Exercise details
Scan the data below and pick out the lines containing the word "filter".

Saved data entries
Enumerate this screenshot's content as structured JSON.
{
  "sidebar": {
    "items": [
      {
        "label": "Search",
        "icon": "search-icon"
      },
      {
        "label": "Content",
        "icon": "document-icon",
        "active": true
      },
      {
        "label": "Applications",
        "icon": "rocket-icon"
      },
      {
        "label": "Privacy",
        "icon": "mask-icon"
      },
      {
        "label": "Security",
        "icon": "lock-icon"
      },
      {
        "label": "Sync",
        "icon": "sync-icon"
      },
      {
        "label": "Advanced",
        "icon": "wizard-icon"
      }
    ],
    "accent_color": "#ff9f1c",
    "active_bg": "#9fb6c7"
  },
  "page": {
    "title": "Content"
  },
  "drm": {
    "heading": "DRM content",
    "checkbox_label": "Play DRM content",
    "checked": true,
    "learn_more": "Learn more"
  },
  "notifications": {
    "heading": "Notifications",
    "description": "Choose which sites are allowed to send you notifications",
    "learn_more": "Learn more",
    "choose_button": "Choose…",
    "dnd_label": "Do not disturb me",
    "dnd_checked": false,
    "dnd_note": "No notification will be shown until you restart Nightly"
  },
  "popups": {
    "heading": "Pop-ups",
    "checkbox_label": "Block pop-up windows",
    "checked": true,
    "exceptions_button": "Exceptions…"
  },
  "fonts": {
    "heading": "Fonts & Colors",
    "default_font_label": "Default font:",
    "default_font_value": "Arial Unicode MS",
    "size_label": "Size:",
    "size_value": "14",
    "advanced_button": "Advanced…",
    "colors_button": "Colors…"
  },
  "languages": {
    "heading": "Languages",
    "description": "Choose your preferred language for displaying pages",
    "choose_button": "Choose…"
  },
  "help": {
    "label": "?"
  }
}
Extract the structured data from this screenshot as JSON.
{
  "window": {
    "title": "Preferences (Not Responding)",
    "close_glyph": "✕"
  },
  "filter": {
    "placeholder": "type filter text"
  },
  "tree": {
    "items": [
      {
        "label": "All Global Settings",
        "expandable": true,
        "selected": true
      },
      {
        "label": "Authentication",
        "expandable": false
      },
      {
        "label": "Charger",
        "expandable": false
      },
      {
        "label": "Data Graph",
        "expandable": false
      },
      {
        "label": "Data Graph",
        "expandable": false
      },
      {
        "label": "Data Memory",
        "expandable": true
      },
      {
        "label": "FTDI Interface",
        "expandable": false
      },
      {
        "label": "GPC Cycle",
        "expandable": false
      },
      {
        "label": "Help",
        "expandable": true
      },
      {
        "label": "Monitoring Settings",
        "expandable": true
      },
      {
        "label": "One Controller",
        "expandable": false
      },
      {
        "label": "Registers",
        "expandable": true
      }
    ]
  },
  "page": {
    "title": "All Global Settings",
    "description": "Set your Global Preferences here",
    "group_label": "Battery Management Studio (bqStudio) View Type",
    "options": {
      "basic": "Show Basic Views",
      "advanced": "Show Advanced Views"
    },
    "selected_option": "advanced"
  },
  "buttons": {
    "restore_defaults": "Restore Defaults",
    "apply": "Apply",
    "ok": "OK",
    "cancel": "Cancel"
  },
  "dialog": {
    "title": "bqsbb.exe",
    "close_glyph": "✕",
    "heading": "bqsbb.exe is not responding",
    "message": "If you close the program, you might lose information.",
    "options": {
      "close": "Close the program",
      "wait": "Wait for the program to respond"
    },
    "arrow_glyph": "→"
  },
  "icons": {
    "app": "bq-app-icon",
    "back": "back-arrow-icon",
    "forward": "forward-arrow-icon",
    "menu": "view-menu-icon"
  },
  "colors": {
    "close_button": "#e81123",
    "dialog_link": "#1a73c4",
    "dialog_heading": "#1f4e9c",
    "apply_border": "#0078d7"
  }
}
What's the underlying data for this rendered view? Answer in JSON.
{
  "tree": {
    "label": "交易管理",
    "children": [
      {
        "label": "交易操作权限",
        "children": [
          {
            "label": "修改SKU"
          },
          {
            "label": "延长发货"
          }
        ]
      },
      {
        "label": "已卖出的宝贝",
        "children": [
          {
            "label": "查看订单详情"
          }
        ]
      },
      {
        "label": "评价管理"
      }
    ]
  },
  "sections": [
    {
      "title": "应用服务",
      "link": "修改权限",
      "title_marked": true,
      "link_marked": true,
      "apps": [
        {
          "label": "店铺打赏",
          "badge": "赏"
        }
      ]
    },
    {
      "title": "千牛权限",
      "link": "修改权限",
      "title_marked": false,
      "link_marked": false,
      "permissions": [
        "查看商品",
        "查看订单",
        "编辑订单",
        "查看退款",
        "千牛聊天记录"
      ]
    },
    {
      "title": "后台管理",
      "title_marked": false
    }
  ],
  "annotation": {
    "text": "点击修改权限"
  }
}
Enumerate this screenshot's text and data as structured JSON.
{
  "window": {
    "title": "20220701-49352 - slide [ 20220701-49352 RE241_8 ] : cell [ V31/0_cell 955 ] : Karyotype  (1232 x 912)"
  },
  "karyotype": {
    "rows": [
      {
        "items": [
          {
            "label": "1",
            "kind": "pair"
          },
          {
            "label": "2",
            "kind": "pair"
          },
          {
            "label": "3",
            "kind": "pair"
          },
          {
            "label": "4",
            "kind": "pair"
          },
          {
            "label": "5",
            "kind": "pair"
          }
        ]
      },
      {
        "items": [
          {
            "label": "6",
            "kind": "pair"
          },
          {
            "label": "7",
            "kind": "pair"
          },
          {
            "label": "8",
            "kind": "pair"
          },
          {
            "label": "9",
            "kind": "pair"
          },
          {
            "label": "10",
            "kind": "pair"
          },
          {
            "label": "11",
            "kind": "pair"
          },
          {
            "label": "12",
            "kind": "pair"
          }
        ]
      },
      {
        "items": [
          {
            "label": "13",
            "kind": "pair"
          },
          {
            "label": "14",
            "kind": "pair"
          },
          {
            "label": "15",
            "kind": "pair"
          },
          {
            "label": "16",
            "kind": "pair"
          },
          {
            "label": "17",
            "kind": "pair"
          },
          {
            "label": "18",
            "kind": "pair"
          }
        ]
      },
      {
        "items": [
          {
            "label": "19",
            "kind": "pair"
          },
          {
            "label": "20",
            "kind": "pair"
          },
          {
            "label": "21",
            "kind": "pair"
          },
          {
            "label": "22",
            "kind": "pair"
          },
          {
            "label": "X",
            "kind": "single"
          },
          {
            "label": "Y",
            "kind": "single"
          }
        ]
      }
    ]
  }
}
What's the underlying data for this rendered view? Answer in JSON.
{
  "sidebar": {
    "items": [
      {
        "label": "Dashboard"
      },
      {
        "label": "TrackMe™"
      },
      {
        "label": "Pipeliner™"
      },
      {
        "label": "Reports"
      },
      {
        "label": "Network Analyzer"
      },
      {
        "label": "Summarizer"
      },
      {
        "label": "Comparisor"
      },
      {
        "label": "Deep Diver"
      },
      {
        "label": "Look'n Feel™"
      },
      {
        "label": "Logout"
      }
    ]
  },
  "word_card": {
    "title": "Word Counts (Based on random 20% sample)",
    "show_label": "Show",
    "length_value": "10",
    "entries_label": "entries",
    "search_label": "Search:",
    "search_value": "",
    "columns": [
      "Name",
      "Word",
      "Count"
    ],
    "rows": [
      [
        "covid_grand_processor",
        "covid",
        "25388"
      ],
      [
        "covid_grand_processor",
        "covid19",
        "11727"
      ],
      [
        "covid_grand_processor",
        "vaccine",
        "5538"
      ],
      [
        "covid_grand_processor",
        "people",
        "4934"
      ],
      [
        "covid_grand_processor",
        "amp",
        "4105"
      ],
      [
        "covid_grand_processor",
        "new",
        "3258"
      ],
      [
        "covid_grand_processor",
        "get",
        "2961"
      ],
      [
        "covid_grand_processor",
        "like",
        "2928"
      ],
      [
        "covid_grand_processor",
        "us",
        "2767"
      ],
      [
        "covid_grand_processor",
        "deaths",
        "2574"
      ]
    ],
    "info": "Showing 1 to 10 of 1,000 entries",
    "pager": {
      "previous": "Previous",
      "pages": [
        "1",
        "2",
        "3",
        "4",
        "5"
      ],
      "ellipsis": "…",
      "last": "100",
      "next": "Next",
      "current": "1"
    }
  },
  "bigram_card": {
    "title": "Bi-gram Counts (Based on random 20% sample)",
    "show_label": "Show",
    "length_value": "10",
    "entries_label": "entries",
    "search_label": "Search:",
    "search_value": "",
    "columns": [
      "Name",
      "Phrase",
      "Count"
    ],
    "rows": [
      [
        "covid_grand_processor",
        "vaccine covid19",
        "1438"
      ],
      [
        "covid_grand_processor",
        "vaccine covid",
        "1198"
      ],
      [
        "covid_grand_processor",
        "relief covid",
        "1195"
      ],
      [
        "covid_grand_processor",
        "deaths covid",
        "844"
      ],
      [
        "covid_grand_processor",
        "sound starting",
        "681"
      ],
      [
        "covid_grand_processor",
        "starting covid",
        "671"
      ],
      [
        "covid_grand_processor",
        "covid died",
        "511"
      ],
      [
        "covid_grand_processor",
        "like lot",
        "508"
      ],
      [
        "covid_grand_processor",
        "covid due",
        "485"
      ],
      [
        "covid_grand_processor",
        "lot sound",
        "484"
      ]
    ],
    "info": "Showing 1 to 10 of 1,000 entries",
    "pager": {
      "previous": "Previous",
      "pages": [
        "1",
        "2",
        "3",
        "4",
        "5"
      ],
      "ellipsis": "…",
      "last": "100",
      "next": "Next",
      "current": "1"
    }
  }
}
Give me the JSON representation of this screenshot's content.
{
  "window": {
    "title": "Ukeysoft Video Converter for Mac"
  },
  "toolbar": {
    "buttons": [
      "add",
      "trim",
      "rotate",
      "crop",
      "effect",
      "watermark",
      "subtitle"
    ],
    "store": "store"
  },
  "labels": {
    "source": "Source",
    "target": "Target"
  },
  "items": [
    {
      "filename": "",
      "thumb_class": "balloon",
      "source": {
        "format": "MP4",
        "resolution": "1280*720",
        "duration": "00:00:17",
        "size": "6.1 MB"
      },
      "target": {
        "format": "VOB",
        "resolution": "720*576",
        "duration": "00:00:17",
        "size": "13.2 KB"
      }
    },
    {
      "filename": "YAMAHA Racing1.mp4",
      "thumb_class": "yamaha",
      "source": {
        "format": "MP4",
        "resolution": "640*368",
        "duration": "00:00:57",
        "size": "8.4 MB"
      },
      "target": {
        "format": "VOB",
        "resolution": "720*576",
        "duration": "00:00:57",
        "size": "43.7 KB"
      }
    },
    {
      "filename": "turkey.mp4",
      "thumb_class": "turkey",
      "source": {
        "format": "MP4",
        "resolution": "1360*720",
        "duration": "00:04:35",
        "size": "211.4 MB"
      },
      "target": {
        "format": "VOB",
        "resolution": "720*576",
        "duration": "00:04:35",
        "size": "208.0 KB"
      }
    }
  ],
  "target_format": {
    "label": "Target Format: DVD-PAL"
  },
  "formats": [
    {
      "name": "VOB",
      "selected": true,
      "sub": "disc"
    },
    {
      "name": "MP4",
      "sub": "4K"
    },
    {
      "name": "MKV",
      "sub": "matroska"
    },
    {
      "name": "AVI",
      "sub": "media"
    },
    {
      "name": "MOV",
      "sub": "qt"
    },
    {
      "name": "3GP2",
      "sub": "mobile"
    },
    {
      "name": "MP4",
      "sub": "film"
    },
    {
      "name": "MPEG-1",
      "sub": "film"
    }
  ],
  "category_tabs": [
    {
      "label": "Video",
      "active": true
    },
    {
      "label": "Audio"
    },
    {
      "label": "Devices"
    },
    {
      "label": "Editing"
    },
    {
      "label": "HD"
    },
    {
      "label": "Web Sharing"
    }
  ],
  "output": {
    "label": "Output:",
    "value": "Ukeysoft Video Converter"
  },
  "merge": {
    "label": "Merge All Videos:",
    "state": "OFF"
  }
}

The answer
  "filter": {
    "placeholder": "type filter text"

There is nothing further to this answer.